Without including any pictures, write out all the records word for word.

• RECORDS SUPPLIED:
* * * * * * *

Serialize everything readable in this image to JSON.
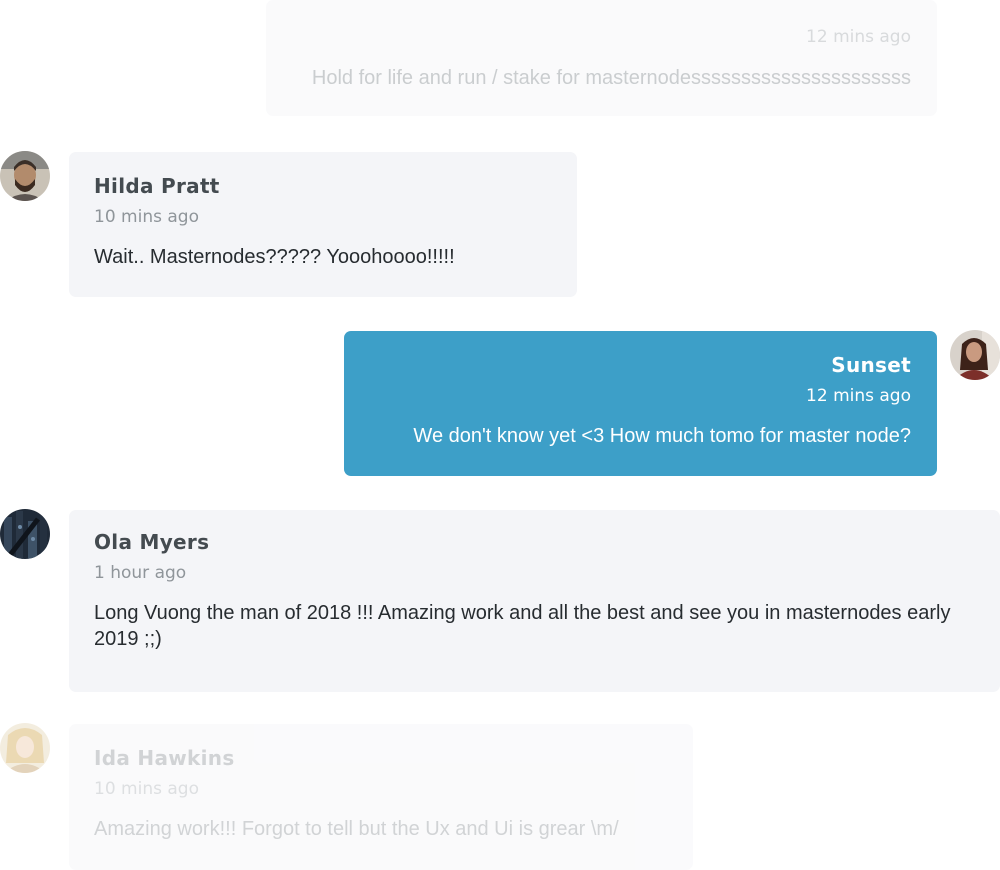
{
  "messages": [
    {
      "time": "12 mins ago",
      "text": "Hold for life and run / stake for masternodessssssssssssssssssssss"
    },
    {
      "name": "Hilda Pratt",
      "time": "10 mins ago",
      "text": "Wait.. Masternodes????? Yooohoooo!!!!!",
      "avatar": "man-with-beard-avatar"
    },
    {
      "name": "Sunset",
      "time": "12 mins ago",
      "text": "We don't know yet <3 How much tomo for master node?",
      "avatar": "woman-portrait-avatar"
    },
    {
      "name": "Ola Myers",
      "time": "1 hour ago",
      "text": "Long Vuong the man of 2018 !!! Amazing work and all the best and see you in masternodes early 2019 ;;)",
      "avatar": "dark-city-avatar"
    },
    {
      "name": "Ida Hawkins",
      "time": "10 mins ago",
      "text": "Amazing work!!! Forgot to tell but the Ux and Ui is grear \\m/",
      "avatar": "light-portrait-avatar"
    }
  ],
  "colors": {
    "bubble": "#f4f5f8",
    "mine_bubble": "#3d9fc8",
    "name": "#444b50",
    "time": "#8f959a",
    "text": "#272c30"
  }
}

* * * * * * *

• YOUR RESPONSE:
Serialize everything readable in this image to JSON.
{
  "messages": [
    {
      "time": "12 mins ago",
      "text": "Hold for life and run / stake for masternodessssssssssssssssssssss"
    },
    {
      "name": "Hilda Pratt",
      "time": "10 mins ago",
      "text": "Wait.. Masternodes????? Yooohoooo!!!!!",
      "avatar": "man-with-beard-avatar"
    },
    {
      "name": "Sunset",
      "time": "12 mins ago",
      "text": "We don't know yet <3 How much tomo for master node?",
      "avatar": "woman-portrait-avatar"
    },
    {
      "name": "Ola Myers",
      "time": "1 hour ago",
      "text": "Long Vuong the man of 2018 !!! Amazing work and all the best and see you in masternodes early 2019 ;;)",
      "avatar": "dark-city-avatar"
    },
    {
      "name": "Ida Hawkins",
      "time": "10 mins ago",
      "text": "Amazing work!!! Forgot to tell but the Ux and Ui is grear \\m/",
      "avatar": "light-portrait-avatar"
    }
  ],
  "colors": {
    "bubble": "#f4f5f8",
    "mine_bubble": "#3d9fc8",
    "name": "#444b50",
    "time": "#8f959a",
    "text": "#272c30"
  }
}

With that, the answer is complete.